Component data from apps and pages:
▼

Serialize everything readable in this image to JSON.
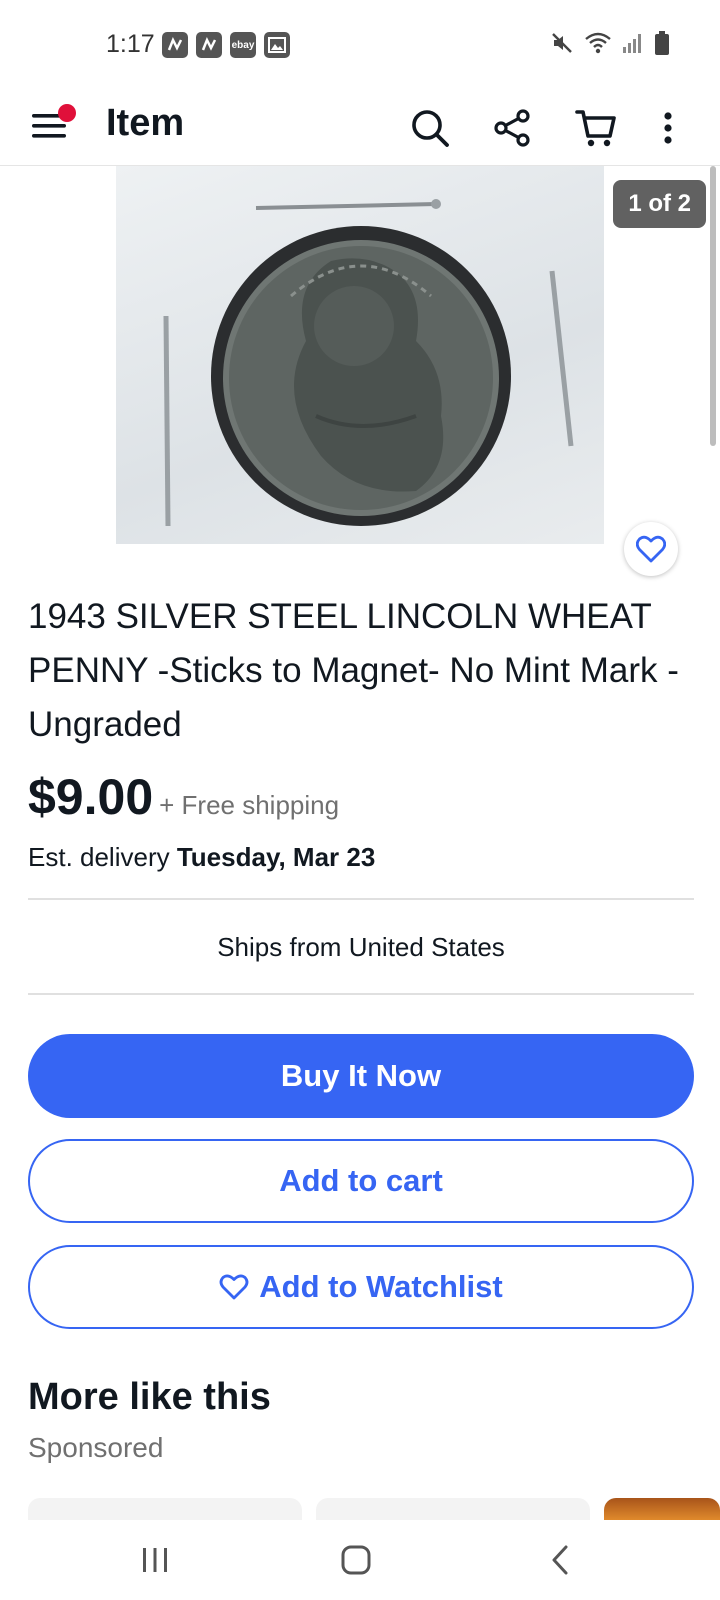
{
  "status": {
    "time": "1:17",
    "ebay_badge": "ebay"
  },
  "header": {
    "title": "Item"
  },
  "gallery": {
    "counter": "1 of 2"
  },
  "item": {
    "title": "1943 SILVER STEEL LINCOLN WHEAT PENNY -Sticks to Magnet- No Mint Mark - Ungraded",
    "price": "$9.00",
    "shipping": "+ Free shipping",
    "delivery_prefix": "Est. delivery",
    "delivery_date": "Tuesday, Mar 23",
    "ships_from": "Ships from United States"
  },
  "actions": {
    "buy_now": "Buy It Now",
    "add_to_cart": "Add to cart",
    "add_to_watchlist": "Add to Watchlist"
  },
  "more": {
    "title": "More like this",
    "subtitle": "Sponsored"
  },
  "colors": {
    "accent": "#3665f3",
    "notification": "#e0103a",
    "text": "#111820",
    "muted": "#707070"
  }
}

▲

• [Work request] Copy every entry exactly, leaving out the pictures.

• [Exercise output]
Serialize everything readable in this image to JSON.
{
  "status": {
    "time": "1:17",
    "ebay_badge": "ebay"
  },
  "header": {
    "title": "Item"
  },
  "gallery": {
    "counter": "1 of 2"
  },
  "item": {
    "title": "1943 SILVER STEEL LINCOLN WHEAT PENNY -Sticks to Magnet- No Mint Mark - Ungraded",
    "price": "$9.00",
    "shipping": "+ Free shipping",
    "delivery_prefix": "Est. delivery",
    "delivery_date": "Tuesday, Mar 23",
    "ships_from": "Ships from United States"
  },
  "actions": {
    "buy_now": "Buy It Now",
    "add_to_cart": "Add to cart",
    "add_to_watchlist": "Add to Watchlist"
  },
  "more": {
    "title": "More like this",
    "subtitle": "Sponsored"
  },
  "colors": {
    "accent": "#3665f3",
    "notification": "#e0103a",
    "text": "#111820",
    "muted": "#707070"
  }
}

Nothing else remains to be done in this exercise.